It’s the second Tuesday of November tomorrow, which only means one thing: games, games and more games. In a bold move, Ubisoft is publishing two separate Assassin’s Creed games in one day: Assassin’s Creed Unity for new-gen consoles and Assassin’s Creed Rogue for last-gen systems both drop tomorrow, November 11. While both feature the same third-person action freerunning and combat we all know and love, only Unity is getting the new-gen treatment with tons of on-screen characters, cooperative multiplayer and plenty of new features.
After six consecutive years of Assassin’s Creed games, perhaps you’re getting tired of the same tired-and-true formula of historical fiction based around Assassins, Templars and fantastical artifacts. We’ve rounded up five quick facts that highlight the differences between Unity and past entries in the massive franchise. Give them a look to see if Unity is worth picking up.
1. There’s Personal Customization & Skill Trees
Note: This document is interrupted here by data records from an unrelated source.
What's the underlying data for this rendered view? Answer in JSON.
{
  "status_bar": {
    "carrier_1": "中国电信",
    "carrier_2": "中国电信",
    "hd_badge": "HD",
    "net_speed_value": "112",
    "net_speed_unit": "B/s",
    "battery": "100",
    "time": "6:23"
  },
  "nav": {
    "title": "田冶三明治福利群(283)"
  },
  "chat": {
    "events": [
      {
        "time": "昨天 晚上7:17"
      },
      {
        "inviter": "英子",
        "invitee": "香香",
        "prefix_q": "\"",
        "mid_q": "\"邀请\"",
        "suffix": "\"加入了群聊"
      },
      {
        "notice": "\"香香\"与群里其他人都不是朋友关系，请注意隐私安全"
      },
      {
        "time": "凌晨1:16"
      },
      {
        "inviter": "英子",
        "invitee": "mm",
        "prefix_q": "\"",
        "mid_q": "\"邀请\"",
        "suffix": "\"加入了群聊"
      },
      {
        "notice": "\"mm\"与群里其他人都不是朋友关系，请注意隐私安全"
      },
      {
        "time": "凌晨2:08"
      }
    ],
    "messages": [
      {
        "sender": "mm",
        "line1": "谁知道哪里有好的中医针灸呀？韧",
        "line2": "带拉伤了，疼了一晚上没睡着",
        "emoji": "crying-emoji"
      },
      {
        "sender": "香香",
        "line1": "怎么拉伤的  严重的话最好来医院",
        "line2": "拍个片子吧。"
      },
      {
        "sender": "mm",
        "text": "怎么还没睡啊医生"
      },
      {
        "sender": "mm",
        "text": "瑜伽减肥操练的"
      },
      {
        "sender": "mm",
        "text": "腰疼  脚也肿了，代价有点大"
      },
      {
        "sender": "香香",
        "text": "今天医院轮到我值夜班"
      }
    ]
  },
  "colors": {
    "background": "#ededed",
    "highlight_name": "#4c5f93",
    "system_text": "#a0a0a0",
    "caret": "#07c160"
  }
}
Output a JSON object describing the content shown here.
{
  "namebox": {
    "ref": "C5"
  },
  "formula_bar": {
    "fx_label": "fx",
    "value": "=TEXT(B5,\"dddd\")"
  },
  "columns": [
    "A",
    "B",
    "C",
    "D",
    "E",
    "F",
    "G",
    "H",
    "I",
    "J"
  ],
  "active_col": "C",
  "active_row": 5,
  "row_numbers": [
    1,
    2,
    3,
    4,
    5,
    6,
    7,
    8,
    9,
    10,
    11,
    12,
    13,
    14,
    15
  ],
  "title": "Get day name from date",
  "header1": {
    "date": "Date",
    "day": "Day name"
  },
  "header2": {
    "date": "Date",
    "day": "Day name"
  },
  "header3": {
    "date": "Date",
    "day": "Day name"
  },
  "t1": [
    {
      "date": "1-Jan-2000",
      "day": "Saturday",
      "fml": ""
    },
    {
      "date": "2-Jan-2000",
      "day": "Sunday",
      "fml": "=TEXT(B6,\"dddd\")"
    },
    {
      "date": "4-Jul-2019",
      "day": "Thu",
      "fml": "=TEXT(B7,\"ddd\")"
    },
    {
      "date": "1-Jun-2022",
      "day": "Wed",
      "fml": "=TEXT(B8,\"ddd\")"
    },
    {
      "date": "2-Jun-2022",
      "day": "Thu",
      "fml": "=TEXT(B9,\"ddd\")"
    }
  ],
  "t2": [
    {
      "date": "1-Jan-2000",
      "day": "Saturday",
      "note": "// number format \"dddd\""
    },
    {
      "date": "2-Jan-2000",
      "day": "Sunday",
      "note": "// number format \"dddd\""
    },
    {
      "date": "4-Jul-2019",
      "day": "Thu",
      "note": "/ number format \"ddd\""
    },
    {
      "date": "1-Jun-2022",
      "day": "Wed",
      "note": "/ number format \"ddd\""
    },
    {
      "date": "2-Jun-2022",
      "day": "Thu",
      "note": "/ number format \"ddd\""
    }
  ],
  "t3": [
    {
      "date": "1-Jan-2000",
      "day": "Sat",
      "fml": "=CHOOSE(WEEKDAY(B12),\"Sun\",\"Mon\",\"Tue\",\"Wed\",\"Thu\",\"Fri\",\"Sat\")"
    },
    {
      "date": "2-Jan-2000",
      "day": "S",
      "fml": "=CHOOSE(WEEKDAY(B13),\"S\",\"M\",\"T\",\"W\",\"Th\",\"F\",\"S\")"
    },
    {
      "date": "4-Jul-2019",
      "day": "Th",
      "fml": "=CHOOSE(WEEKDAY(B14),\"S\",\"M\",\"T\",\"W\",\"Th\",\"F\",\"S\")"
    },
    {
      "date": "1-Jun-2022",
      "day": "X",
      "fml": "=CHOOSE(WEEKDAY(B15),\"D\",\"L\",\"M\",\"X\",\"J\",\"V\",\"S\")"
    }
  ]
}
One of the big differences between Unity and other Assassin’s Creed games are the new customization options. No longer is personalizing your character only available in multiplayer. In Unity, you can tailor Arno to not only look how you want, put play how you want as well. If you can afford it, you can buy him new gear that ups his stats and makes him look sleek and stylish. Using special points received by ranking up, you can also buy skills that make it easier to perform melee-, ranged- or stealth-based combat such as the ability to pick locks, master unique weapons or disguise yourself. This feature carries over from single-player to co-op, too.
2. Co-op Is Fun & Fresh
The big draw for Unity is what gives the game its name. Cooperative multiplayer is a first for Assassin’s Creed this year. Teaming with up to three other players, you and your buddies can do cooperative-based missions to earn extra loot and skills. Coordinating attacks and clearing rooms simultaneously with your friends is a satisfying way to approach the game. Considering all unlockables earned in single-player seamlessly carry over to co-op, there’s no reason not to enjoy both options. Just make sure you bring a headset; planning a difficult assassination is only made harder when you can’t communicate with your brotherhood.
3. New Parkour Makes Climbing a Breeze
One of the big annoyances from past Assassin’s Creed games was the sometimes tedious parkour system. More than a few times in previous games I’ve jumped to my death when I meant to land on another building or safely inside a hay bale far below. In Unity, there’s a button dedicated to climbing and another to descending, which makes navigating Paris easy. By holding the appropriate button when necessary, you’ll never miss a jump or fall to your death. During chases, you can hold certain buttons to leap over market stalls, jump through windows or slide under tables, making even running on the streets exhilarating.
4. The Lack of Competitive Multiplayer Isn’t a Big Deal
Because of Ubisoft’s decision to include cooperative multiplayer for the first time ever in Unity, competitive multiplayer wasn’t included in this year’s Assassin’s Creed games. That may come as sad news to some. After all, plenty of people loved the fair and balanced free-for-all matches where no player could be sure who was an NPC and who was a player stalking them, ready to stab them in the back. But honestly, this lack of multiplayer is okay. If Ubisoft had spent resources integrating competitive components into Unity, we might not have the solid cooperative gameplay or as strong of a single-player story. Maybe in the next year few years Ubisoft will find the way to include both in a single Assassin’s Creed game. Until then, enjoy the co-op.
5. Interiors Are Breathtakingly Beautiful
Revolutionary Paris, where Unity is set, is a big place. It’s actually larger than any past Assassin’s Creed game. Add on the fact that a quarter of the buildings will have fully explorable interiors and you’ve got a recipe for one enormous play space. But the inside of these lush locales such as palaces and cathedrals aren’t just shoehorned in; each building’s interior is meticulously crafted and, frankly, gorgeous. In one church I wandered into, I awed at the extravagant and detailed patterns and colors adorning the walls, pillars and ceiling. I truly felt like I was standing in a real cathedral that was painstakingly crafted to be as realistic and beautiful as the game would allow. The sight is nothing less than breathtaking.
Find all of Heavy’s Assassin’s Creed Unity coverage here.